◆ **WHAT THE TASK ASKS**: For each line in the data below that has the word "discount", copy that line.

Recorded data:

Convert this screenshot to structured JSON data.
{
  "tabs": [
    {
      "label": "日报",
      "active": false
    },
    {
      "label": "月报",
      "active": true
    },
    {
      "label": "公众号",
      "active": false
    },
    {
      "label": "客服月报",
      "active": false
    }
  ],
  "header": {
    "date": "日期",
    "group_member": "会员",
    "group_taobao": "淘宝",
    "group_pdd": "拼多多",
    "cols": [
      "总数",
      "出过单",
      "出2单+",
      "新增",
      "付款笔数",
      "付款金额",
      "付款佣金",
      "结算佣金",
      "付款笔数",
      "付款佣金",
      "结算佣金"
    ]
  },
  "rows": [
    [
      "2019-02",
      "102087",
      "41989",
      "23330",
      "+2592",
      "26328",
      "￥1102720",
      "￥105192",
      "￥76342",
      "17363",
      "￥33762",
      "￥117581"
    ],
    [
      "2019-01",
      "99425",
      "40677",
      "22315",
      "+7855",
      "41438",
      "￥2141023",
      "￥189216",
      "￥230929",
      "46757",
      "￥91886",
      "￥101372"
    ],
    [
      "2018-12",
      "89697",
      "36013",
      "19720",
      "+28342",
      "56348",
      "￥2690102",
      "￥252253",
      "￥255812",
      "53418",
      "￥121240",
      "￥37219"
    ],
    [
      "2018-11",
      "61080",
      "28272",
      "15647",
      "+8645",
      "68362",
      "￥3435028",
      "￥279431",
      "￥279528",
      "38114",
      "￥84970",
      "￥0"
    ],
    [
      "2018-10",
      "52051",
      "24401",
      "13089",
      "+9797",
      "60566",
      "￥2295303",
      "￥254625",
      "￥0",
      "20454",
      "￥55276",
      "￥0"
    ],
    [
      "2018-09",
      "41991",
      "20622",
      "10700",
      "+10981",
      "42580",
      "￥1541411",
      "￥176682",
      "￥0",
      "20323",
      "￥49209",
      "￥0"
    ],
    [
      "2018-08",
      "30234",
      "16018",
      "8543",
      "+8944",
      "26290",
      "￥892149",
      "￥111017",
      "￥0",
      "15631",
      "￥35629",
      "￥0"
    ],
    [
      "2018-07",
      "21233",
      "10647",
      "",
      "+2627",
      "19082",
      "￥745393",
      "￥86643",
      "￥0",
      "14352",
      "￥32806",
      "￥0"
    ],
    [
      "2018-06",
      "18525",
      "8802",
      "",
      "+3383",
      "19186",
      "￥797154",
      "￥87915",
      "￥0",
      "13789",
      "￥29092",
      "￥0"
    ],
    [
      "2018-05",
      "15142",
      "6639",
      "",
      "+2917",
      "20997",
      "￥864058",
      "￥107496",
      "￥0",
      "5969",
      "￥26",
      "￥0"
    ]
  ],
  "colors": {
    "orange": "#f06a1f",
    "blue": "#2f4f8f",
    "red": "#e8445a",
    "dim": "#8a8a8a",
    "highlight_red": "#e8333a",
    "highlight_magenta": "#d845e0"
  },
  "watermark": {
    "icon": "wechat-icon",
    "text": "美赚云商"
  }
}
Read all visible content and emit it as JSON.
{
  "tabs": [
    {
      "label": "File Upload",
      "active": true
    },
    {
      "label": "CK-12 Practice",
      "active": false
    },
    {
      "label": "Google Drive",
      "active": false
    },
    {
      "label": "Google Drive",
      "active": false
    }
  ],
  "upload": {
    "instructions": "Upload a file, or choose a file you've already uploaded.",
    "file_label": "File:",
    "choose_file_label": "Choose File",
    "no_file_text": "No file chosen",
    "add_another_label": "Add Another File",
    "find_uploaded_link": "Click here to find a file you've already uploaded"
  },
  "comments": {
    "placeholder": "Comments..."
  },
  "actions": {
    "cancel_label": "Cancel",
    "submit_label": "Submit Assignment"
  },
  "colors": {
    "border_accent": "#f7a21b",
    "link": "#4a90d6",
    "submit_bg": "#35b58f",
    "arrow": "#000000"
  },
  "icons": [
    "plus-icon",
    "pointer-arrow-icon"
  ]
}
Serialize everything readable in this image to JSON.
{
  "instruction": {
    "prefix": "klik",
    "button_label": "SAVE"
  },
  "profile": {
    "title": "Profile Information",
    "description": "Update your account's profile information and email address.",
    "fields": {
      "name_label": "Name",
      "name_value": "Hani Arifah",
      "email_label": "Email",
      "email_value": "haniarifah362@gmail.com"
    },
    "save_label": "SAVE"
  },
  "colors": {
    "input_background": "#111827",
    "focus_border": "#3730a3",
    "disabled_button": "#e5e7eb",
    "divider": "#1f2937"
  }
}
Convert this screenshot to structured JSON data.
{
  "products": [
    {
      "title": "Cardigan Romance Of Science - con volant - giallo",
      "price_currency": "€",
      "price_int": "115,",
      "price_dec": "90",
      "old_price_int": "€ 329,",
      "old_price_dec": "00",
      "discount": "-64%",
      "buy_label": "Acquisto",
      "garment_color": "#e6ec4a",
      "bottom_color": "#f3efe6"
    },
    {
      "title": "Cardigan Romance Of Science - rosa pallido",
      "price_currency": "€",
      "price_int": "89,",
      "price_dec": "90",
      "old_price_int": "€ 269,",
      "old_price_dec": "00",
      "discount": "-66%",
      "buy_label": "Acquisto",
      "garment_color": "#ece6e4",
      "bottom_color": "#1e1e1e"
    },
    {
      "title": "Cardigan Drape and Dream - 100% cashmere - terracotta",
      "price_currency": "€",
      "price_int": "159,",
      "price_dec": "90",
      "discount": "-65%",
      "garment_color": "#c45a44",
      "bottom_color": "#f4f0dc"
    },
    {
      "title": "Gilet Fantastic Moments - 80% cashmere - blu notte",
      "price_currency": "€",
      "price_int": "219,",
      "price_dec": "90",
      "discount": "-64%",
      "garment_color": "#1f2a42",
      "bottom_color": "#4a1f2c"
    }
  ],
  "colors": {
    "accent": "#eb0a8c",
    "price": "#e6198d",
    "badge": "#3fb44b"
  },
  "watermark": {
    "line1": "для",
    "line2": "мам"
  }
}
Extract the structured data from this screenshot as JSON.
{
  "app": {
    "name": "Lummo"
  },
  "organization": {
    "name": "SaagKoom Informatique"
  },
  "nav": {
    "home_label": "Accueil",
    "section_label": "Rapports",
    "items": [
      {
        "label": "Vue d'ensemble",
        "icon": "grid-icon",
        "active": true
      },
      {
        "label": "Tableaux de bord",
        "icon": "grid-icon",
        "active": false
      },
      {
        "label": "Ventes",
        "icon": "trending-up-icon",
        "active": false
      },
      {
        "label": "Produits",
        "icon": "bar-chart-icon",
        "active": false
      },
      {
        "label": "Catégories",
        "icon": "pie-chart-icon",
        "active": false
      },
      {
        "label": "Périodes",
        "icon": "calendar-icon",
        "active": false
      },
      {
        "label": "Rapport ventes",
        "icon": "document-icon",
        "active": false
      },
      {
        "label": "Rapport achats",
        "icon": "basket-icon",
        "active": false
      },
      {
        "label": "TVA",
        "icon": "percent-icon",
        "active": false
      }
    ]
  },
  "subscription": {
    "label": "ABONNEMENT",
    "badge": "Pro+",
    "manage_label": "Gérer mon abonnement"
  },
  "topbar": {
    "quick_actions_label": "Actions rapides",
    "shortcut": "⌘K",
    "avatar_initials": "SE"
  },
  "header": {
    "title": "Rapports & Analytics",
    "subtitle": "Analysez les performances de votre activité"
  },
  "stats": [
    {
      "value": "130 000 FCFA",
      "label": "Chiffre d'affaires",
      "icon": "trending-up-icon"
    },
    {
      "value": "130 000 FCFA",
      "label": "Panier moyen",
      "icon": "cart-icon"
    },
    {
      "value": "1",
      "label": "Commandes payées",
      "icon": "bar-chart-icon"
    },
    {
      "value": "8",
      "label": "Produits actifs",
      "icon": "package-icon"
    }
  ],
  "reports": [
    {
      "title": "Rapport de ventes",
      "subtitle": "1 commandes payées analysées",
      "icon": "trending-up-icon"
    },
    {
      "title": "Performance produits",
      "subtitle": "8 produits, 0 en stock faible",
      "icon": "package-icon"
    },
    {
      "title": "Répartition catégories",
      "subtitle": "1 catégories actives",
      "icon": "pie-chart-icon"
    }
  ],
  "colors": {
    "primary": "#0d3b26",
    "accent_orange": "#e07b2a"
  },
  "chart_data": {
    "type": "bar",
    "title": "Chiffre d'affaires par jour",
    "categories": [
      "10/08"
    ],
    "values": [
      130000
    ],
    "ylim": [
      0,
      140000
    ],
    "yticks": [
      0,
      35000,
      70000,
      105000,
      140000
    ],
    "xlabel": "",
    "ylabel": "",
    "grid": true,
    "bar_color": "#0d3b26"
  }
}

◆ **EXPECTED OUTPUT**:
      "discount": "-64%",
      "discount": "-66%",
      "discount": "-65%",
      "discount": "-64%",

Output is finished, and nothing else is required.